▶ **Required action**: For the entries that follow, set down each one exactly and drop any pictures.

# # # # # # #

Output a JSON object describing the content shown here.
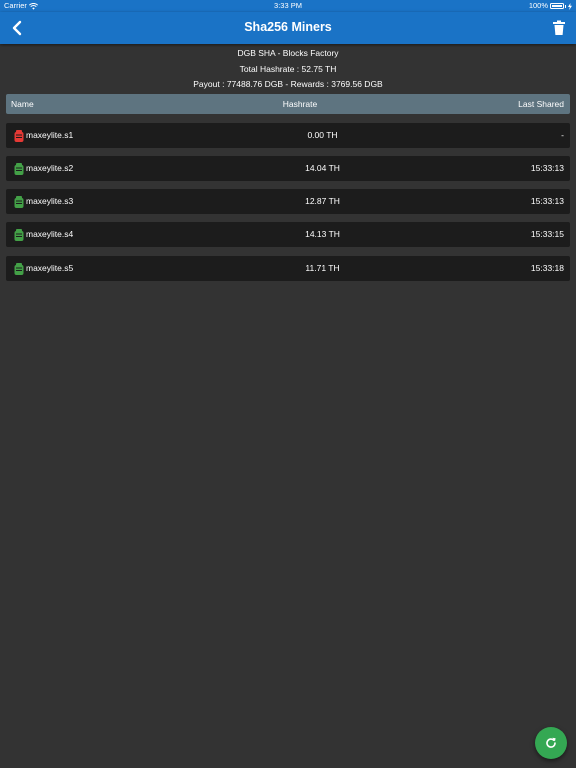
{
  "status_bar": {
    "carrier": "Carrier",
    "time": "3:33 PM",
    "battery": "100%"
  },
  "nav": {
    "title": "Sha256 Miners",
    "back_icon": "chevron-left-icon",
    "delete_icon": "trash-icon"
  },
  "info": {
    "pool": "DGB SHA - Blocks Factory",
    "total_hashrate": "Total Hashrate : 52.75 TH",
    "payout": "Payout : 77488.76 DGB - Rewards : 3769.56 DGB"
  },
  "table": {
    "headers": {
      "name": "Name",
      "hashrate": "Hashrate",
      "last_shared": "Last Shared"
    },
    "rows": [
      {
        "name": "maxeylite.s1",
        "hashrate": "0.00 TH",
        "last_shared": "-",
        "status": "offline",
        "status_color": "#e53935"
      },
      {
        "name": "maxeylite.s2",
        "hashrate": "14.04 TH",
        "last_shared": "15:33:13",
        "status": "online",
        "status_color": "#43a047"
      },
      {
        "name": "maxeylite.s3",
        "hashrate": "12.87 TH",
        "last_shared": "15:33:13",
        "status": "online",
        "status_color": "#43a047"
      },
      {
        "name": "maxeylite.s4",
        "hashrate": "14.13 TH",
        "last_shared": "15:33:15",
        "status": "online",
        "status_color": "#43a047"
      },
      {
        "name": "maxeylite.s5",
        "hashrate": "11.71 TH",
        "last_shared": "15:33:18",
        "status": "online",
        "status_color": "#43a047"
      }
    ]
  },
  "fab": {
    "icon": "refresh-icon",
    "color": "#34a853"
  },
  "colors": {
    "accent": "#1a73c6",
    "background": "#333333",
    "row_background": "#1c1c1c",
    "header_background": "#5e7480"
  }
}
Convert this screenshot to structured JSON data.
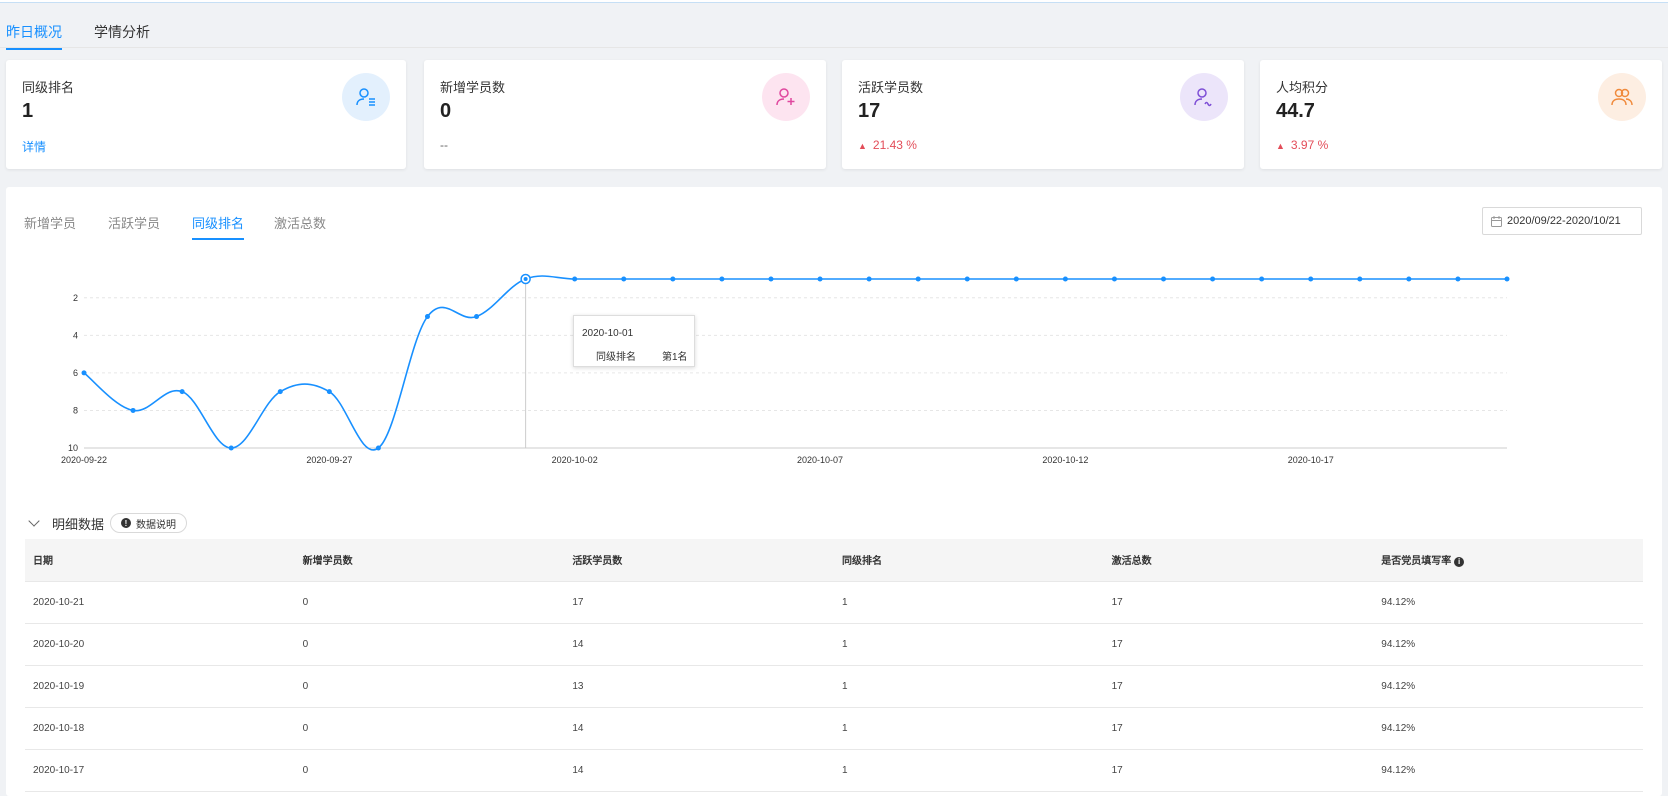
{
  "top_tabs": [
    {
      "label": "昨日概况",
      "active": true
    },
    {
      "label": "学情分析",
      "active": false
    }
  ],
  "cards": [
    {
      "title": "同级排名",
      "value": "1",
      "sub": "详情",
      "sub_type": "link",
      "icon": "user-rank-icon",
      "icon_bg": "#e3f0fd",
      "icon_color": "#1890ff"
    },
    {
      "title": "新增学员数",
      "value": "0",
      "sub": "--",
      "sub_type": "dash",
      "icon": "user-add-icon",
      "icon_bg": "#fde4f0",
      "icon_color": "#e0479e"
    },
    {
      "title": "活跃学员数",
      "value": "17",
      "sub": "21.43 %",
      "sub_type": "up",
      "icon": "user-active-icon",
      "icon_bg": "#ece5fa",
      "icon_color": "#7e4fd6"
    },
    {
      "title": "人均积分",
      "value": "44.7",
      "sub": "3.97 %",
      "sub_type": "up",
      "icon": "users-score-icon",
      "icon_bg": "#fdeee2",
      "icon_color": "#f08a3c"
    }
  ],
  "sub_tabs": [
    {
      "label": "新增学员",
      "active": false
    },
    {
      "label": "活跃学员",
      "active": false
    },
    {
      "label": "同级排名",
      "active": true
    },
    {
      "label": "激活总数",
      "active": false
    }
  ],
  "date_range": "2020/09/22-2020/10/21",
  "chart_data": {
    "type": "line",
    "x": [
      "2020-09-22",
      "2020-09-23",
      "2020-09-24",
      "2020-09-25",
      "2020-09-26",
      "2020-09-27",
      "2020-09-28",
      "2020-09-29",
      "2020-09-30",
      "2020-10-01",
      "2020-10-02",
      "2020-10-03",
      "2020-10-04",
      "2020-10-05",
      "2020-10-06",
      "2020-10-07",
      "2020-10-08",
      "2020-10-09",
      "2020-10-10",
      "2020-10-11",
      "2020-10-12",
      "2020-10-13",
      "2020-10-14",
      "2020-10-15",
      "2020-10-16",
      "2020-10-17",
      "2020-10-18",
      "2020-10-19",
      "2020-10-20",
      "2020-10-21"
    ],
    "x_tick_labels": [
      "2020-09-22",
      "2020-09-27",
      "2020-10-02",
      "2020-10-07",
      "2020-10-12",
      "2020-10-17"
    ],
    "series": [
      {
        "values": [
          6,
          8,
          7,
          10,
          7,
          7,
          10,
          3,
          3,
          1,
          1,
          1,
          1,
          1,
          1,
          1,
          1,
          1,
          1,
          1,
          1,
          1,
          1,
          1,
          1,
          1,
          1,
          1,
          1,
          1
        ],
        "color": "#1890ff"
      }
    ],
    "y_ticks": [
      2,
      4,
      6,
      8,
      10
    ],
    "ylim": [
      1,
      10
    ],
    "y_inverted": true,
    "grid": true,
    "highlight_index": 9,
    "tooltip": {
      "date": "2020-10-01",
      "label": "同级排名",
      "value": "第1名"
    }
  },
  "detail": {
    "title": "明细数据",
    "button": "数据说明"
  },
  "table": {
    "headers": [
      "日期",
      "新增学员数",
      "活跃学员数",
      "同级排名",
      "激活总数",
      "是否党员填写率"
    ],
    "rows": [
      [
        "2020-10-21",
        "0",
        "17",
        "1",
        "17",
        "94.12%"
      ],
      [
        "2020-10-20",
        "0",
        "14",
        "1",
        "17",
        "94.12%"
      ],
      [
        "2020-10-19",
        "0",
        "13",
        "1",
        "17",
        "94.12%"
      ],
      [
        "2020-10-18",
        "0",
        "14",
        "1",
        "17",
        "94.12%"
      ],
      [
        "2020-10-17",
        "0",
        "14",
        "1",
        "17",
        "94.12%"
      ]
    ]
  }
}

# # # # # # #

▶ **Output of the exercise**:
Output a JSON object describing the content shown here.
{
  "status_bar": {
    "carrier": "Carrier",
    "time": "3:33 PM",
    "battery": "100%"
  },
  "nav": {
    "title": "Sha256 Miners",
    "back_icon": "chevron-left-icon",
    "delete_icon": "trash-icon"
  },
  "info": {
    "pool": "DGB SHA - Blocks Factory",
    "total_hashrate": "Total Hashrate : 52.75 TH",
    "payout": "Payout : 77488.76 DGB - Rewards : 3769.56 DGB"
  },
  "table": {
    "headers": {
      "name": "Name",
      "hashrate": "Hashrate",
      "last_shared": "Last Shared"
    },
    "rows": [
      {
        "name": "maxeylite.s1",
        "hashrate": "0.00 TH",
        "last_shared": "-",
        "status": "offline",
        "status_color": "#e53935"
      },
      {
        "name": "maxeylite.s2",
        "hashrate": "14.04 TH",
        "last_shared": "15:33:13",
        "status": "online",
        "status_color": "#43a047"
      },
      {
        "name": "maxeylite.s3",
        "hashrate": "12.87 TH",
        "last_shared": "15:33:13",
        "status": "online",
        "status_color": "#43a047"
      },
      {
        "name": "maxeylite.s4",
        "hashrate": "14.13 TH",
        "last_shared": "15:33:15",
        "status": "online",
        "status_color": "#43a047"
      },
      {
        "name": "maxeylite.s5",
        "hashrate": "11.71 TH",
        "last_shared": "15:33:18",
        "status": "online",
        "status_color": "#43a047"
      }
    ]
  },
  "fab": {
    "icon": "refresh-icon",
    "color": "#34a853"
  },
  "colors": {
    "accent": "#1a73c6",
    "background": "#333333",
    "row_background": "#1c1c1c",
    "header_background": "#5e7480"
  }
}
Convert this screenshot to structured JSON data.
{
  "top_tabs": [
    {
      "label": "昨日概况",
      "active": true
    },
    {
      "label": "学情分析",
      "active": false
    }
  ],
  "cards": [
    {
      "title": "同级排名",
      "value": "1",
      "sub": "详情",
      "sub_type": "link",
      "icon": "user-rank-icon",
      "icon_bg": "#e3f0fd",
      "icon_color": "#1890ff"
    },
    {
      "title": "新增学员数",
      "value": "0",
      "sub": "--",
      "sub_type": "dash",
      "icon": "user-add-icon",
      "icon_bg": "#fde4f0",
      "icon_color": "#e0479e"
    },
    {
      "title": "活跃学员数",
      "value": "17",
      "sub": "21.43 %",
      "sub_type": "up",
      "icon": "user-active-icon",
      "icon_bg": "#ece5fa",
      "icon_color": "#7e4fd6"
    },
    {
      "title": "人均积分",
      "value": "44.7",
      "sub": "3.97 %",
      "sub_type": "up",
      "icon": "users-score-icon",
      "icon_bg": "#fdeee2",
      "icon_color": "#f08a3c"
    }
  ],
  "sub_tabs": [
    {
      "label": "新增学员",
      "active": false
    },
    {
      "label": "活跃学员",
      "active": false
    },
    {
      "label": "同级排名",
      "active": true
    },
    {
      "label": "激活总数",
      "active": false
    }
  ],
  "date_range": "2020/09/22-2020/10/21",
  "chart_data": {
    "type": "line",
    "x": [
      "2020-09-22",
      "2020-09-23",
      "2020-09-24",
      "2020-09-25",
      "2020-09-26",
      "2020-09-27",
      "2020-09-28",
      "2020-09-29",
      "2020-09-30",
      "2020-10-01",
      "2020-10-02",
      "2020-10-03",
      "2020-10-04",
      "2020-10-05",
      "2020-10-06",
      "2020-10-07",
      "2020-10-08",
      "2020-10-09",
      "2020-10-10",
      "2020-10-11",
      "2020-10-12",
      "2020-10-13",
      "2020-10-14",
      "2020-10-15",
      "2020-10-16",
      "2020-10-17",
      "2020-10-18",
      "2020-10-19",
      "2020-10-20",
      "2020-10-21"
    ],
    "x_tick_labels": [
      "2020-09-22",
      "2020-09-27",
      "2020-10-02",
      "2020-10-07",
      "2020-10-12",
      "2020-10-17"
    ],
    "series": [
      {
        "values": [
          6,
          8,
          7,
          10,
          7,
          7,
          10,
          3,
          3,
          1,
          1,
          1,
          1,
          1,
          1,
          1,
          1,
          1,
          1,
          1,
          1,
          1,
          1,
          1,
          1,
          1,
          1,
          1,
          1,
          1
        ],
        "color": "#1890ff"
      }
    ],
    "y_ticks": [
      2,
      4,
      6,
      8,
      10
    ],
    "ylim": [
      1,
      10
    ],
    "y_inverted": true,
    "grid": true,
    "highlight_index": 9,
    "tooltip": {
      "date": "2020-10-01",
      "label": "同级排名",
      "value": "第1名"
    }
  },
  "detail": {
    "title": "明细数据",
    "button": "数据说明"
  },
  "table": {
    "headers": [
      "日期",
      "新增学员数",
      "活跃学员数",
      "同级排名",
      "激活总数",
      "是否党员填写率"
    ],
    "rows": [
      [
        "2020-10-21",
        "0",
        "17",
        "1",
        "17",
        "94.12%"
      ],
      [
        "2020-10-20",
        "0",
        "14",
        "1",
        "17",
        "94.12%"
      ],
      [
        "2020-10-19",
        "0",
        "13",
        "1",
        "17",
        "94.12%"
      ],
      [
        "2020-10-18",
        "0",
        "14",
        "1",
        "17",
        "94.12%"
      ],
      [
        "2020-10-17",
        "0",
        "14",
        "1",
        "17",
        "94.12%"
      ]
    ]
  }
}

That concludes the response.